The material and contents of this post are for informational purposes only and are designed to provide helpful advice on the subjects discussed. The information is not intended to be a substitute for professional advice, diagnosis or treatment. For diagnosis or treatment of any medical or emotional condition, please consult your physician, mental health professional, or other qualified health provider.
Is it just me or is coming back to work from a long weekend or vacation so darn difficult? It’s hard to find motivation to get back into the groove. Coming off of the Fourth of July holiday I got to thinking some of my therapist- approved (😉) tips may be helpful!
Seriously. Bear with me here. Optimal brain performance occurs when you give your brain time to recover. (That’s why sleep is so important.) During the day, try to give yourself a breather every 40-60 minutes. Ideally, you’d go take a walk or do something creative, but for most of us that’s not an option. (Optimally the ratio is a 17 minute break for every 52 minutes of work… show your boss this study 😉). Even just a quick bathroom break complete with MINDFULLY washing your hands is enough to reset your brain to get back in the game.
How to mindfully wash your hands: Allow the water to wash over you and really pay attention to how it feels. Notice the temperature. Notice the way it trickles over your fingers. Do the same with the soap and rinsing process. Mindfulness is about being completely present with what you’re doing, even the most mundane tasks.
Trip up your routine
As we develop, our brain makes new connections all the time. It’s easy to see in a toddler. They will understand new concepts, words, and tasks almost daily but as we get older that process tends to slow down a bit. You can help your brain make new connections in many ways, but for the sake of what we are looking at today, try changing your methods of daily tasks, even if they’re working. For example, if you ordinarily come in to your office and check your email first, maybe instead check voicemail or start a to-do list. You can also try driving a different route or even switch the order of how you do your makeup or morning grooming routine. Making these small changes encourages new connections to be made (neuroplasticity) and ultimately can help you be more productive and flexible throughout the day.
Practice positive psychology

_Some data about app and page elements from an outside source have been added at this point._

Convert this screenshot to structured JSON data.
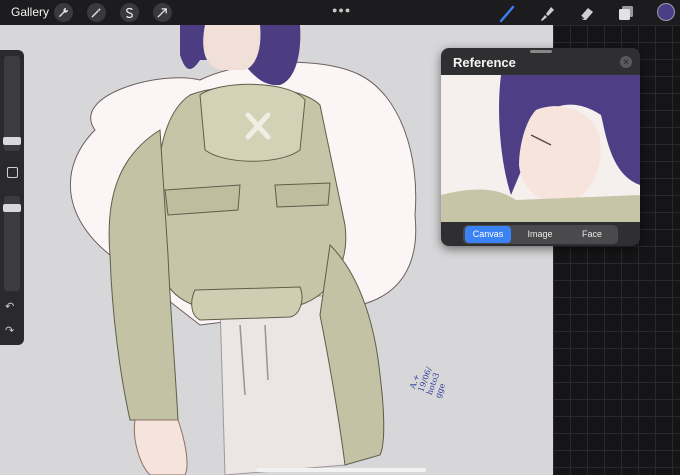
{
  "topbar": {
    "gallery_label": "Gallery",
    "left_tools": [
      "wrench-icon",
      "magic-wand-icon",
      "selection-s-icon",
      "transform-arrow-icon"
    ],
    "right_tools": [
      "brush-icon",
      "smudge-icon",
      "eraser-icon",
      "layers-icon"
    ],
    "active_color": "#4a3f86",
    "brush_color": "#3b82f6"
  },
  "reference": {
    "title": "Reference",
    "tabs": [
      "Canvas",
      "Image",
      "Face"
    ],
    "active_tab": "Canvas"
  },
  "canvas": {
    "signature": [
      "A.+",
      "19/06/",
      "hoto3",
      "gge"
    ]
  }
}
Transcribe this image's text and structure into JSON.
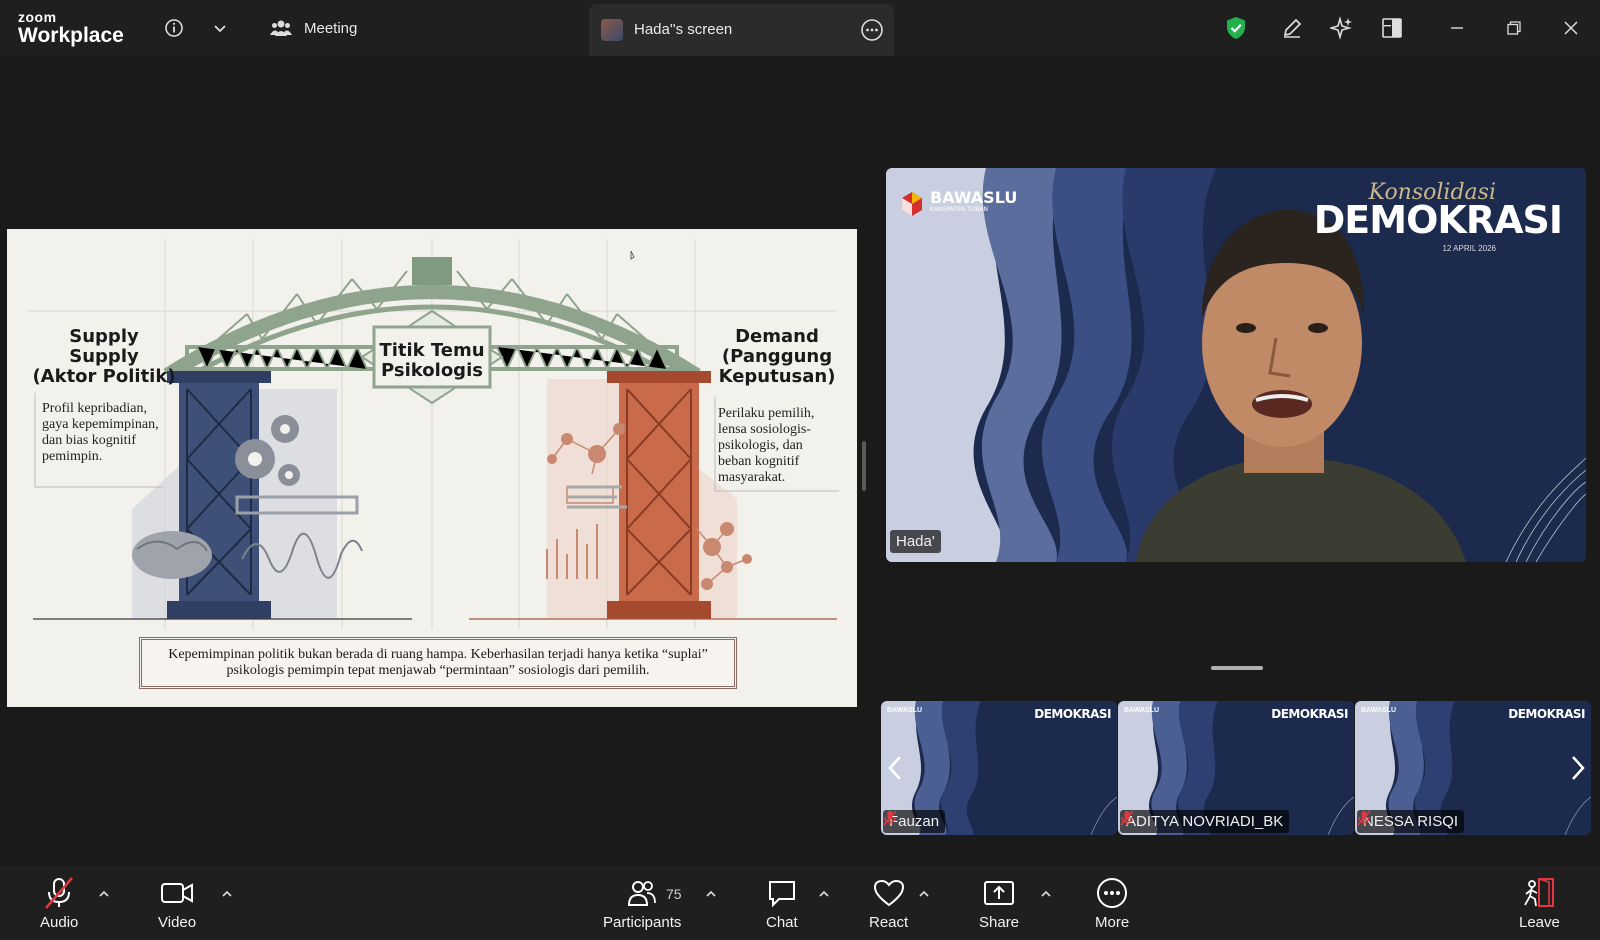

There’s a ton of research to support the idea that we have the power to encourage ourselves enough to make real changes within. If you lead a team, practice this in leadership. What are your team members’ strengths? Tell them! Put them on assignments on which they will excel. If you’re a loan wolf, do some self-talk. What did you accomplish yesterday? In what areas are you kicking ass today? Focusing on strengths and ways to improve rather than the failures or missteps makes you more likely to succeed. Seemingly unrelated (but I promise it is!), practicing altruism, doing for others, will also boost productivity. You may have heard of large companies doing group volunteer work as part of the employees’ hours on the clock. It’s not just to help the community, but also to help the employees perform better. Sneaky, right? Effective!
Hope this is helpful! I’ve included some links if you want to read further. Never hesitate to ask if you have questions!
More information on neuroplasticity:
More information on positive psychology
Or this book